Excerpts from an interface dataset:
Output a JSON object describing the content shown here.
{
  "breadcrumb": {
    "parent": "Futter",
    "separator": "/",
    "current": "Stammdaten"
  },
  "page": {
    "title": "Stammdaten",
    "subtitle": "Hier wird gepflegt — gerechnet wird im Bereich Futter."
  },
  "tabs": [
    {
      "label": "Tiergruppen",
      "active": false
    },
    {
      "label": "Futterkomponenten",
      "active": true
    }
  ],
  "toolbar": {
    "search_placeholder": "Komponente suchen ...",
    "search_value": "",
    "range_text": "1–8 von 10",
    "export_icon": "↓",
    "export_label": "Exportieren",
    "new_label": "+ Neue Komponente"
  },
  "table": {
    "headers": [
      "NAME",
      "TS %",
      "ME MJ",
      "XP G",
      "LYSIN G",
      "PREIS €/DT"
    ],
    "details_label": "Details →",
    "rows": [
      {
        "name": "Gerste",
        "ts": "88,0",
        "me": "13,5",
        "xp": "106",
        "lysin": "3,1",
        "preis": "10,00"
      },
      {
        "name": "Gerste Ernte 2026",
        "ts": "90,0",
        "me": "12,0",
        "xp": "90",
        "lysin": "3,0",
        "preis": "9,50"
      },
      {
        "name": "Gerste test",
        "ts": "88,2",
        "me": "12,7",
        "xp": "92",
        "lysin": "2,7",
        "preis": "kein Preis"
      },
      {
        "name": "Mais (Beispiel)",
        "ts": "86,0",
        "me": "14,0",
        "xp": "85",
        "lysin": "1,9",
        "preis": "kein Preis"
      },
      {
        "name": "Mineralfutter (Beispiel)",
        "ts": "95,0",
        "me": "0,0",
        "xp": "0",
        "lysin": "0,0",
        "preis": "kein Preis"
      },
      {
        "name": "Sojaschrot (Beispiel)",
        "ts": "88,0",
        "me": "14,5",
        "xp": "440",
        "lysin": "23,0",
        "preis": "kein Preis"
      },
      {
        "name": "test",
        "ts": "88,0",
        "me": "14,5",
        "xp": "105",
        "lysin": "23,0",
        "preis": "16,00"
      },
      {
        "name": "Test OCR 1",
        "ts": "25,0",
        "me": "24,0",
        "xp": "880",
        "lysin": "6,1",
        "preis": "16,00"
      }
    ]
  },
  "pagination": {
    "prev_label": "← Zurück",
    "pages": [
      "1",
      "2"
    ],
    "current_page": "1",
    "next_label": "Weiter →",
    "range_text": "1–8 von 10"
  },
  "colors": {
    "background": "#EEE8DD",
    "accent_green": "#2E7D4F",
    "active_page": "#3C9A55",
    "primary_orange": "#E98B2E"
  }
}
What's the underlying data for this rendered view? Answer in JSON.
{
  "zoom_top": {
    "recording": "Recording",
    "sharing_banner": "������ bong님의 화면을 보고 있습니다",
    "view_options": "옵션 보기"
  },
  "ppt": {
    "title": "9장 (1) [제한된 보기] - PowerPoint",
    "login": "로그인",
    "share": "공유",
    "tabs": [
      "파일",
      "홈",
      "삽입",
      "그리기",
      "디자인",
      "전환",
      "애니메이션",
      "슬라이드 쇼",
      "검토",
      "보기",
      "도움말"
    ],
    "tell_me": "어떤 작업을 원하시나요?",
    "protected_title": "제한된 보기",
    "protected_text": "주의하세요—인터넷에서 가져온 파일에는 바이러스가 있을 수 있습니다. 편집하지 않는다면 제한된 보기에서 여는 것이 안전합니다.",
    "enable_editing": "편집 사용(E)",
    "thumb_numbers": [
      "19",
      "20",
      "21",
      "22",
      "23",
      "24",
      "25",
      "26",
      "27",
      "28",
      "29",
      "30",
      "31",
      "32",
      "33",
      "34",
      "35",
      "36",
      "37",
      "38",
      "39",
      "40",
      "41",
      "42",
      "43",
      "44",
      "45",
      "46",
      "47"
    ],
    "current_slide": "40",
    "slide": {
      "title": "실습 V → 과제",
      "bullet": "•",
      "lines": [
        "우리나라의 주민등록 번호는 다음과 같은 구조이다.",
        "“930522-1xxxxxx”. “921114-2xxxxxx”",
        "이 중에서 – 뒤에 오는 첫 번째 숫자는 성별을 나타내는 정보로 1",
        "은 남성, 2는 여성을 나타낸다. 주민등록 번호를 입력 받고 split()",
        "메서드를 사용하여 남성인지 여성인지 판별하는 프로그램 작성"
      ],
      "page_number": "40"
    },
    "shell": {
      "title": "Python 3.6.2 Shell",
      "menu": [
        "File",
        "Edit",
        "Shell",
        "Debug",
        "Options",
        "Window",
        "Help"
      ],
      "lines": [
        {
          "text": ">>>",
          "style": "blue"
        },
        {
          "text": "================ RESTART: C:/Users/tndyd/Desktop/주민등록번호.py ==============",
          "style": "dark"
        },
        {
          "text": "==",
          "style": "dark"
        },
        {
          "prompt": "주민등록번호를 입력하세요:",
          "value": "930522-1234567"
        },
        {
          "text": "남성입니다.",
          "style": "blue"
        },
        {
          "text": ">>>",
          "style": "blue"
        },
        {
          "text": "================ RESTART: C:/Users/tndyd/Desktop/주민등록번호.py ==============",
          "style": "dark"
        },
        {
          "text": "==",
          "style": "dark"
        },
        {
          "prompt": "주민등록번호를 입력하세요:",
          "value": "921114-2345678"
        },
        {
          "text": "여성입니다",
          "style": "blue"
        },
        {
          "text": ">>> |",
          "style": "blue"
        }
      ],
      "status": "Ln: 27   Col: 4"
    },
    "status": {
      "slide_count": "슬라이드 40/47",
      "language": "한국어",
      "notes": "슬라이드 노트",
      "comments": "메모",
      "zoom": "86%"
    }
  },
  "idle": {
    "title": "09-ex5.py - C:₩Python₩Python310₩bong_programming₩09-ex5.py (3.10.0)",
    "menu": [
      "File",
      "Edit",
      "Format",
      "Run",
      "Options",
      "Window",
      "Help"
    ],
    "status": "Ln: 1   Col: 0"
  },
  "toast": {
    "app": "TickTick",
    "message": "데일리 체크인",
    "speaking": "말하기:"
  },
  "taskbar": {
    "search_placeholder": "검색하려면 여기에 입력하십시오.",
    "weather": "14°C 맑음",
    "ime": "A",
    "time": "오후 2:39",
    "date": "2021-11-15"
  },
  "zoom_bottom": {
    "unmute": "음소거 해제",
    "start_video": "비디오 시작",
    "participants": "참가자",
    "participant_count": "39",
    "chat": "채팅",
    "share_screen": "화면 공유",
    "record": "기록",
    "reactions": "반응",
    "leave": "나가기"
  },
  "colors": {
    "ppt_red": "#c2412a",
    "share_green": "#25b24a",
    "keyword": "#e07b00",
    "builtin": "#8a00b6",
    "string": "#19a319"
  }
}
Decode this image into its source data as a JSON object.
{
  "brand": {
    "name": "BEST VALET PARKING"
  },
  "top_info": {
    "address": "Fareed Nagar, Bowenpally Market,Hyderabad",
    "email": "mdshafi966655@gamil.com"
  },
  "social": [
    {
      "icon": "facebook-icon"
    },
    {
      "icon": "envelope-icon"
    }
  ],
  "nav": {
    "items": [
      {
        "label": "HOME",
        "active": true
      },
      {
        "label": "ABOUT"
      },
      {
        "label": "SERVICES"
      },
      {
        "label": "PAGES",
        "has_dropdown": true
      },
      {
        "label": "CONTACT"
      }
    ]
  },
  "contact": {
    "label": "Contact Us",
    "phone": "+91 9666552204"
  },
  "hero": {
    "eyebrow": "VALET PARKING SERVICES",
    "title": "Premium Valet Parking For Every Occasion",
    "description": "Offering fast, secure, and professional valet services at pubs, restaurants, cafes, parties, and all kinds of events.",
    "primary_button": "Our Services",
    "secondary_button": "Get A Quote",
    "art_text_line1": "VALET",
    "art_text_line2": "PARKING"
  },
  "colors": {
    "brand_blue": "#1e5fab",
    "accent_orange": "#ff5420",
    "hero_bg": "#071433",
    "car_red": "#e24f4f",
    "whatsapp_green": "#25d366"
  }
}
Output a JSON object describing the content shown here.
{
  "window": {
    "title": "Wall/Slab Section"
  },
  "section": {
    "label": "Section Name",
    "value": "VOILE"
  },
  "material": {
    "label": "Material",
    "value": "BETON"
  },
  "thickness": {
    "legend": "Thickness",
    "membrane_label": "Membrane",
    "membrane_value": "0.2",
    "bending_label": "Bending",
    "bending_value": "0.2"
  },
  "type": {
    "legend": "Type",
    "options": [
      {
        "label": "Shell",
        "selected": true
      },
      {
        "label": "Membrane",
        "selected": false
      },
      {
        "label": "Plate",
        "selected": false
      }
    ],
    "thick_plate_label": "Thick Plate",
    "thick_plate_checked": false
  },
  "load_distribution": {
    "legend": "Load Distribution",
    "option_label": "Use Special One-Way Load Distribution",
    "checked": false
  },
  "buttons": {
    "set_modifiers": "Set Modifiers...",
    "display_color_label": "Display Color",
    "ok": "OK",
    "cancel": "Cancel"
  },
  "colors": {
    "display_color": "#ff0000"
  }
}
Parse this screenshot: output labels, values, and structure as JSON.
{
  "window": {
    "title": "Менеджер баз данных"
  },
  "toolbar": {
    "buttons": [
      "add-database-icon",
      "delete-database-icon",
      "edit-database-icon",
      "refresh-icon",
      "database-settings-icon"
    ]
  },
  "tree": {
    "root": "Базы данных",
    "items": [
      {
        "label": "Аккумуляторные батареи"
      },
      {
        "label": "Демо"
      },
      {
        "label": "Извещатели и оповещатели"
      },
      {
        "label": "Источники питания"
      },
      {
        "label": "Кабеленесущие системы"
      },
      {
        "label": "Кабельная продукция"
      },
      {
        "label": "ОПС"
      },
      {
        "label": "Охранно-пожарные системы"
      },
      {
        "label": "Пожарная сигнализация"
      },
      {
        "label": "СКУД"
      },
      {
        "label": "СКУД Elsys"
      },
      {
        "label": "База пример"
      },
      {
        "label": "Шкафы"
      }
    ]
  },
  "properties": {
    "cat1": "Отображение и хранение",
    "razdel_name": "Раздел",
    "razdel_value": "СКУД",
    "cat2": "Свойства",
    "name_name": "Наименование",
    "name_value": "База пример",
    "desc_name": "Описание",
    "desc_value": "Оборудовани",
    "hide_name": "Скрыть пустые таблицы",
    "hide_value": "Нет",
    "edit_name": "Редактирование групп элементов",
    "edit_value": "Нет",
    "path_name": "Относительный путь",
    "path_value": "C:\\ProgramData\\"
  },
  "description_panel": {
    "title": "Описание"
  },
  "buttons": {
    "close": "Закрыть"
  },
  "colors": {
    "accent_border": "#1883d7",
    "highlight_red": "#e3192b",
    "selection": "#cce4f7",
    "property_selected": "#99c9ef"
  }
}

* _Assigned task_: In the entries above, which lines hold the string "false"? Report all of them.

* _Task answer_:
      "active": false
        "selected": false
        "selected": false
    "thick_plate_checked": false
    "checked": false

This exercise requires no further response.